This chapter focuses on EU justice and home affairs (JHA) policies towards its East European neighbours. Based on the analysis of the relevant policy evolutions and academic research, it shows that migration and related issues have dominated the agenda of EU JHA cooperation with these countries. The chapter underlines that EU policies have been significantly shaped by the eastward enlargement. It also emphasizes an important distinction between EU approaches to Eastern Partnership countries, on the one hand, and Russia, on the other. This is reflected in a wide range of legally binding, non-legally binding as well as operational cooperation instruments deployed by the EU in the fields of readmission, visa liberalization and border management. The chapter devotes special attention to the inherent tension between values and interests within the external dimension of EU JHA policies in the region. This tension amplifies an important challenge of coherence of EU policies in the context of an increasing competition with Russia in the shared neighbourhood.
Plus d'un quart de siècle après la fin de l'URSS, la libéralisation des prix en Russie et l'adoption de différents modèles pour les républiques d'Asie centrale ont des répercussions majeures sur le bilan de ces pays. La perte brutale des acquis socio-économiques au sein d'une population encore largement marquée par un mode de fonctionnement soviétique a vulnérabilisé des pans entiers de ces sociétés, exacerbant les inégalités. La reconfiguration des mobilités (exil, déplacements forcés, migrations économiques et environnementales) implique un jeu d'échelles nouveau qui nécessite de s'intéresser aux conditions d'origine des migrants, aux stratégies migratoires et à la recomposition de sociétés d'origine. Ces derniers sont en effet dépendants des contextes, politique et économique notamment, du pays d'accueil : la Russie. Ils sont également liés par différentes formes d'allégeance aux réseaux et aux systèmes de loyauté. Dans ces sociétés post-soviétiques, l'assurance de la survie de la communauté, de la famille, de la parentèle est à rechercher dans le retissage de normes et de réseaux encastrés qui ont préexisté à la fin de l'URSS et se sont remodelés face à de nouvelles contingences. Mais la circulation des migrants les expose à des risques sanitaires et épidémiologiques. Les enjeux de l'accès aux soins se posent de manière aiguë. Les politiques préventives concernant notamment l'infection par VIH/SIDA, les hépatites, la tuberculose sont confrontées à une disqualification du système de santé publique et s'accompagnent de situations très anxiogènes lors des migrations pour de nombreux ressortissants d'Asie centrale. Les vulnérabilités sont donc multidimensionnelles et les représentations du corps et de la maladie jouent un rôle non négligeable dans les mentalités.
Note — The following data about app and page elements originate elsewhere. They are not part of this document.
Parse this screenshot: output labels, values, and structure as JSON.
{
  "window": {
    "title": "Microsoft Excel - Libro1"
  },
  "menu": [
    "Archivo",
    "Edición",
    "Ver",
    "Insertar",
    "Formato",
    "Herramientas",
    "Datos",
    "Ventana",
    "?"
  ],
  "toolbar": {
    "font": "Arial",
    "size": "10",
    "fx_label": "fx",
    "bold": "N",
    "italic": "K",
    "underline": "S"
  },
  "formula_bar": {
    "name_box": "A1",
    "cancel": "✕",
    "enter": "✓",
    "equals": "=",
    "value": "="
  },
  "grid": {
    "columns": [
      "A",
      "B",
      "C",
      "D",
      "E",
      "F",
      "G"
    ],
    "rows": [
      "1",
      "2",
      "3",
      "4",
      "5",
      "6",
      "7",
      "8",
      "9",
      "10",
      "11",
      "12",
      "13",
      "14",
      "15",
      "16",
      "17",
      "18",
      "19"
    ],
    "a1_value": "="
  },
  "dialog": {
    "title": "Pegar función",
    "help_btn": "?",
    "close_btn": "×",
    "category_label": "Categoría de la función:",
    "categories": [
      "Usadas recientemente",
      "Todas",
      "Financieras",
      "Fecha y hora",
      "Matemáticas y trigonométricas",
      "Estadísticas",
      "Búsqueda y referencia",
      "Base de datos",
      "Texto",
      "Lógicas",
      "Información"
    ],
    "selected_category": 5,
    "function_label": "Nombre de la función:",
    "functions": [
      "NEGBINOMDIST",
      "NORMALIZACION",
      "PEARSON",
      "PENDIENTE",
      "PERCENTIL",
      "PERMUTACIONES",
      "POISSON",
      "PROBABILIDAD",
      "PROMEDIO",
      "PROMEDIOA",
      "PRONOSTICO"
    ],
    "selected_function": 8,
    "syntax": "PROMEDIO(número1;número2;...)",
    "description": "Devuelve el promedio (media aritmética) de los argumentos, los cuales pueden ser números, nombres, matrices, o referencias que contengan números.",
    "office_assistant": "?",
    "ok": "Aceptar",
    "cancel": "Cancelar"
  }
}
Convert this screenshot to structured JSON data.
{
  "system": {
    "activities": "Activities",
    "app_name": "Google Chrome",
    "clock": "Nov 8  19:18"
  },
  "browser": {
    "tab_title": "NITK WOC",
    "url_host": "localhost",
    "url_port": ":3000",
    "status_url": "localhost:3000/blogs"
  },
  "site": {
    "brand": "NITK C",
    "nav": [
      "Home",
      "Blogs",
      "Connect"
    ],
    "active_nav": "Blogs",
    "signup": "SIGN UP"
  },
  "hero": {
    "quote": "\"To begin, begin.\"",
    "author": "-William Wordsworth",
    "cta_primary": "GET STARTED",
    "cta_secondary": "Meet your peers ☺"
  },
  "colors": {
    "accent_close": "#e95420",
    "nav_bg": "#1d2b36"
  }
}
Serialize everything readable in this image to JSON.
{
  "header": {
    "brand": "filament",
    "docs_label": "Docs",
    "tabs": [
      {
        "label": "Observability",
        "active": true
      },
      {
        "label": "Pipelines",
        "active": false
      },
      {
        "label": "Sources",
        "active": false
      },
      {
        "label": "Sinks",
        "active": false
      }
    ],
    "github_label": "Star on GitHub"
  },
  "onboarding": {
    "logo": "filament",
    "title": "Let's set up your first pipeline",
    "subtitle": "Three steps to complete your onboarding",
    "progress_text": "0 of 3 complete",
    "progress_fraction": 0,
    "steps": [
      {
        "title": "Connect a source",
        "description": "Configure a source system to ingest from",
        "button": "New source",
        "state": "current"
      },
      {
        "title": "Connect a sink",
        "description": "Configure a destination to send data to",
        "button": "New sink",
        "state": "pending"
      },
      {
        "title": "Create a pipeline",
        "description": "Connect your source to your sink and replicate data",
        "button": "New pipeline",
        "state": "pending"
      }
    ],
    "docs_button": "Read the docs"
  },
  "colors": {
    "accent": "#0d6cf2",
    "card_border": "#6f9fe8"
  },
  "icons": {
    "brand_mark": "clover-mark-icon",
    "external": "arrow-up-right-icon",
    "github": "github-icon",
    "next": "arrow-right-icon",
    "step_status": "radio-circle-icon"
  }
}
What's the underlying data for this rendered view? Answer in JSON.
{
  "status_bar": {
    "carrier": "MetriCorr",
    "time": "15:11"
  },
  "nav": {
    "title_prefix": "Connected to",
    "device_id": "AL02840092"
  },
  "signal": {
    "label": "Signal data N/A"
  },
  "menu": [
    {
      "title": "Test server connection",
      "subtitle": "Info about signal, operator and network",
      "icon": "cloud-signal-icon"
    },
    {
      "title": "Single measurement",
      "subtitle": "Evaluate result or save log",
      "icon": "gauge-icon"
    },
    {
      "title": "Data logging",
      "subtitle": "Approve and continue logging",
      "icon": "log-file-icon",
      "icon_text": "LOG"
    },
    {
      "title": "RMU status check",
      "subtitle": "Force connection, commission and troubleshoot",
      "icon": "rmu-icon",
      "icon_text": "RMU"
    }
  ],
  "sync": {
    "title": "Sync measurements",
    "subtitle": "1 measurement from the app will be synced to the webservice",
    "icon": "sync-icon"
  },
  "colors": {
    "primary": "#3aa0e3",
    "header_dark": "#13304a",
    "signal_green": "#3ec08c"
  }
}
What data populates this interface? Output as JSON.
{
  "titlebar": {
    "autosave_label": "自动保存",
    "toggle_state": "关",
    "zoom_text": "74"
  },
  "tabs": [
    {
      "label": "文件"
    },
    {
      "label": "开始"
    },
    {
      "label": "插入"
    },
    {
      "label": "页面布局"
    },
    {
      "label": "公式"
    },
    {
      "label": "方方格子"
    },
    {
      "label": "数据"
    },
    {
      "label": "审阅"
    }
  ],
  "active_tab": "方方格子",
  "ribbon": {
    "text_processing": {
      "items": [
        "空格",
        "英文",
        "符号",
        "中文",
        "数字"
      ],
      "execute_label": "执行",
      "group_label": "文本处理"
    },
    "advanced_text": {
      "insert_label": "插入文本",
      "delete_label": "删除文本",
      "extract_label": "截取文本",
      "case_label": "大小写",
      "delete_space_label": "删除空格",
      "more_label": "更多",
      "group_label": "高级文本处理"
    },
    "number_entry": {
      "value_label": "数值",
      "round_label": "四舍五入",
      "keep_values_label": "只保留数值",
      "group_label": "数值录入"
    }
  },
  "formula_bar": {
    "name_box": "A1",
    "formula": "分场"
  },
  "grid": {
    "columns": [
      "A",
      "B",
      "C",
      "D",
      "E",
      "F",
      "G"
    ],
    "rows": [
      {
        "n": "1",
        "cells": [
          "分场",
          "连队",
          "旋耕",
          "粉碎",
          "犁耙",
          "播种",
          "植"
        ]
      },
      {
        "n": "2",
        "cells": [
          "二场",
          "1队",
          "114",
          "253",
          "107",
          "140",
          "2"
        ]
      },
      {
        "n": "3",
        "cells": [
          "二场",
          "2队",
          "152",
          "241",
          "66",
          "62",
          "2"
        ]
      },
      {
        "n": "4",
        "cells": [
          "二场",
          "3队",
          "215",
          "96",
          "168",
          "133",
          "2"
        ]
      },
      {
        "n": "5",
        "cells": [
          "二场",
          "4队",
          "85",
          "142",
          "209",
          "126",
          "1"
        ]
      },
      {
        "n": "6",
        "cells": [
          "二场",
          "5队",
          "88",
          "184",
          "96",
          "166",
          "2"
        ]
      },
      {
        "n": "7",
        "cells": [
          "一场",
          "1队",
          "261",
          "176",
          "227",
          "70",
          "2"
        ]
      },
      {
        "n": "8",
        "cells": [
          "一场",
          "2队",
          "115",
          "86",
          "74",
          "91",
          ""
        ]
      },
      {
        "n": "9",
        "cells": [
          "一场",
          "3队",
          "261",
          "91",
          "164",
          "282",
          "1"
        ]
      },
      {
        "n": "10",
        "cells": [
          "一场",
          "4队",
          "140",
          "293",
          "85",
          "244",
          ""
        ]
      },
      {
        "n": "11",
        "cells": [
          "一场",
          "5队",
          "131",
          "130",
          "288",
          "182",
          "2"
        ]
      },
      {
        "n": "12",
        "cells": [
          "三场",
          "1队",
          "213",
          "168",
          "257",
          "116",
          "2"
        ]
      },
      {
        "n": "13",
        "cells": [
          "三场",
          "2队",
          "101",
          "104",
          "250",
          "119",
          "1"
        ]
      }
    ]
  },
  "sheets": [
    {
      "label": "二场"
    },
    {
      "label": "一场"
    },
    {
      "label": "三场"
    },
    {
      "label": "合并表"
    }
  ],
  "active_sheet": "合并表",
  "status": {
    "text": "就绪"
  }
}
Aussi la santé des migrants représente-t-elle un enjeu majeur dans les républiques post-soviétiques mais aussi universel dans le monde globalisé qui les façonne.